> **Activity**:
Return all lines in the data where the string "after" can be found.

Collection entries
------------------------------------------------------------------------
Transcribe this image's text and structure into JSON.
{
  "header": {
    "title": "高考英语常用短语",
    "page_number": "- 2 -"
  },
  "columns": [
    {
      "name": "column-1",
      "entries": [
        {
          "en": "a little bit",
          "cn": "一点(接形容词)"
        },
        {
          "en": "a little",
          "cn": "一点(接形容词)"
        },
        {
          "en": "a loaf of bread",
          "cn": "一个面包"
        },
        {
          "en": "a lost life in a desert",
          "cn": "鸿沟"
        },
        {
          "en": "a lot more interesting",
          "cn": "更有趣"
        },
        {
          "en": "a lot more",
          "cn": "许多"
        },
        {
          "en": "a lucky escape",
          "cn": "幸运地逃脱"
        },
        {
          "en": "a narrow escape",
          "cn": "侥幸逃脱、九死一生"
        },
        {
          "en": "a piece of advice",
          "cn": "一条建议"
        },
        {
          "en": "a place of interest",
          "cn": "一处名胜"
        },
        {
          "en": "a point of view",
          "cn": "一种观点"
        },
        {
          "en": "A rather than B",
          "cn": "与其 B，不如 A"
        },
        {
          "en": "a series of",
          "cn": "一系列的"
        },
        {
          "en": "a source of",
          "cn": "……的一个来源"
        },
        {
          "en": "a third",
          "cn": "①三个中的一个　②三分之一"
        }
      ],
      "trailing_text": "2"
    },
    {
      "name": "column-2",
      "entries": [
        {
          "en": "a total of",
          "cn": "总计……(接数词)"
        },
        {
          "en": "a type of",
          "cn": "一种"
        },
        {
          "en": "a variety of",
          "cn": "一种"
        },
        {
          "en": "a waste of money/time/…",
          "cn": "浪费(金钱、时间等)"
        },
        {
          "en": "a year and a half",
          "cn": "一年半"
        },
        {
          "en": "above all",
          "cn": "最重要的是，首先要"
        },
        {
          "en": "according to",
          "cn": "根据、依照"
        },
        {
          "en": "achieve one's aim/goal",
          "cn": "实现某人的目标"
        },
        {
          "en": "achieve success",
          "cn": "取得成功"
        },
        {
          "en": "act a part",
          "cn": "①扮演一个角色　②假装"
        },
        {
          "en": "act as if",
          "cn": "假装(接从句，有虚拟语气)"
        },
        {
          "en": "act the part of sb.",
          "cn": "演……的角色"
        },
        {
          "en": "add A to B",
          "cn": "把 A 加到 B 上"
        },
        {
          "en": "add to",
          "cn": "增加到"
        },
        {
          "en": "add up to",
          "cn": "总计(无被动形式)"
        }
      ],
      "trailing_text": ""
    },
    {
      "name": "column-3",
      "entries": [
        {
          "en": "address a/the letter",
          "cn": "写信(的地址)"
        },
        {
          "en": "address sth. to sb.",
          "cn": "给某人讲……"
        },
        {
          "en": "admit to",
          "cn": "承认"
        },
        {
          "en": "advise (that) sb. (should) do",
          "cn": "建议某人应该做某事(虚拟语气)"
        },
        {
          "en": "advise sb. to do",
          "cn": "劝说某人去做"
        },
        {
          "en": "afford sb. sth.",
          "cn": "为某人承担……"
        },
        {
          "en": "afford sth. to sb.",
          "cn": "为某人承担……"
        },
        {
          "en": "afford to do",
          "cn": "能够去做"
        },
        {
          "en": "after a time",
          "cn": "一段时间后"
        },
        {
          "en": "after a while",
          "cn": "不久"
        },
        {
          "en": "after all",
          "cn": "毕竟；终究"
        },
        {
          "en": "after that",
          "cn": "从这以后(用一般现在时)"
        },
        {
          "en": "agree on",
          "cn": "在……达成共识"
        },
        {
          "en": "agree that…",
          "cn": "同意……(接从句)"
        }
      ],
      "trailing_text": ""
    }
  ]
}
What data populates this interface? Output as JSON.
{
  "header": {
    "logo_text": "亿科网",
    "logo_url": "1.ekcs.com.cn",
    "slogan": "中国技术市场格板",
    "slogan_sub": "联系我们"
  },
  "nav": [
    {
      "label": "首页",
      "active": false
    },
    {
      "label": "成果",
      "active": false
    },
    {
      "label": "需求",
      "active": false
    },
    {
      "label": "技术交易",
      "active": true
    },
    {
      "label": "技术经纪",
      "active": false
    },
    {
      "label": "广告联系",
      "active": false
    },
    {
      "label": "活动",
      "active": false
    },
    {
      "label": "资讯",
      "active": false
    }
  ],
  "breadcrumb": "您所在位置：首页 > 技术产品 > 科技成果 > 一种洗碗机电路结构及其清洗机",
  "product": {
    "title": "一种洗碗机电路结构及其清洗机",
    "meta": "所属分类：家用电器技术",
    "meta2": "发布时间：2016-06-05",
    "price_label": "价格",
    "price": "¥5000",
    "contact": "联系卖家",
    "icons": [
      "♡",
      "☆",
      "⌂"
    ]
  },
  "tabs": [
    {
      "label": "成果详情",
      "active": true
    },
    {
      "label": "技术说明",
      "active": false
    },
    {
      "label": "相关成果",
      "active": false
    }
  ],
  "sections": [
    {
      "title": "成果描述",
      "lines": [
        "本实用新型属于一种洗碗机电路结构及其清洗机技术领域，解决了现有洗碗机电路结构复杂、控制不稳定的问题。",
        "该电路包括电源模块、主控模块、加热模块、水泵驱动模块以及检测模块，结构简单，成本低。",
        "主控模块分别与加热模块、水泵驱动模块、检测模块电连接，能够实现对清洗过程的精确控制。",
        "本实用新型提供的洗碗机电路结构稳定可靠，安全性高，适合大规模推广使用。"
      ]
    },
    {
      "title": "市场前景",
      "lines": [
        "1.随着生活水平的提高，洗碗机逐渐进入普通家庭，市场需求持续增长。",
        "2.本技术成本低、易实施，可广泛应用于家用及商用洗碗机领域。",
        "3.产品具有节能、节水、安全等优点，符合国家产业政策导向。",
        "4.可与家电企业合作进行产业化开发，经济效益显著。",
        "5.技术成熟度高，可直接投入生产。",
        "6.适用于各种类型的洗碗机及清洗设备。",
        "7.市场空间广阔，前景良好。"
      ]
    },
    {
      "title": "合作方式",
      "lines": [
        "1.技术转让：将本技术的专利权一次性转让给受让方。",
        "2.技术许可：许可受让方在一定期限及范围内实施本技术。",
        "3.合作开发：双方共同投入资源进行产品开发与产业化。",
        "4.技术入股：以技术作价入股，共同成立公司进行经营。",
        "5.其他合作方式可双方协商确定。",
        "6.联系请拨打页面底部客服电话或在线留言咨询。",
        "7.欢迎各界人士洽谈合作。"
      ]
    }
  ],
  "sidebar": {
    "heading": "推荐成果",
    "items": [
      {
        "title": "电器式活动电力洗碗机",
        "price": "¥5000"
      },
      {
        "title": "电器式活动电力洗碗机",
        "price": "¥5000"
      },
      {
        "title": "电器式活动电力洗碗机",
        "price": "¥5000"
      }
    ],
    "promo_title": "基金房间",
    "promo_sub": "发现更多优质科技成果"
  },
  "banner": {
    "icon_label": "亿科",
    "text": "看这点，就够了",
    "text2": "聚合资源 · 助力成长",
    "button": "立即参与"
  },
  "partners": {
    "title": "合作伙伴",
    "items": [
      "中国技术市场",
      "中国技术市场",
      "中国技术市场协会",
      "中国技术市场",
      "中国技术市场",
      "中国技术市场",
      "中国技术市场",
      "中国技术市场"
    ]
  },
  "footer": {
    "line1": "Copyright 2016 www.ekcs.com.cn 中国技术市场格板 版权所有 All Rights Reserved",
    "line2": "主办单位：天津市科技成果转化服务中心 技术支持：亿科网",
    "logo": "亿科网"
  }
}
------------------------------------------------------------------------
> **Completed task**:
          "en": "after a time",
          "en": "after a while",
          "en": "after all",
          "en": "after that",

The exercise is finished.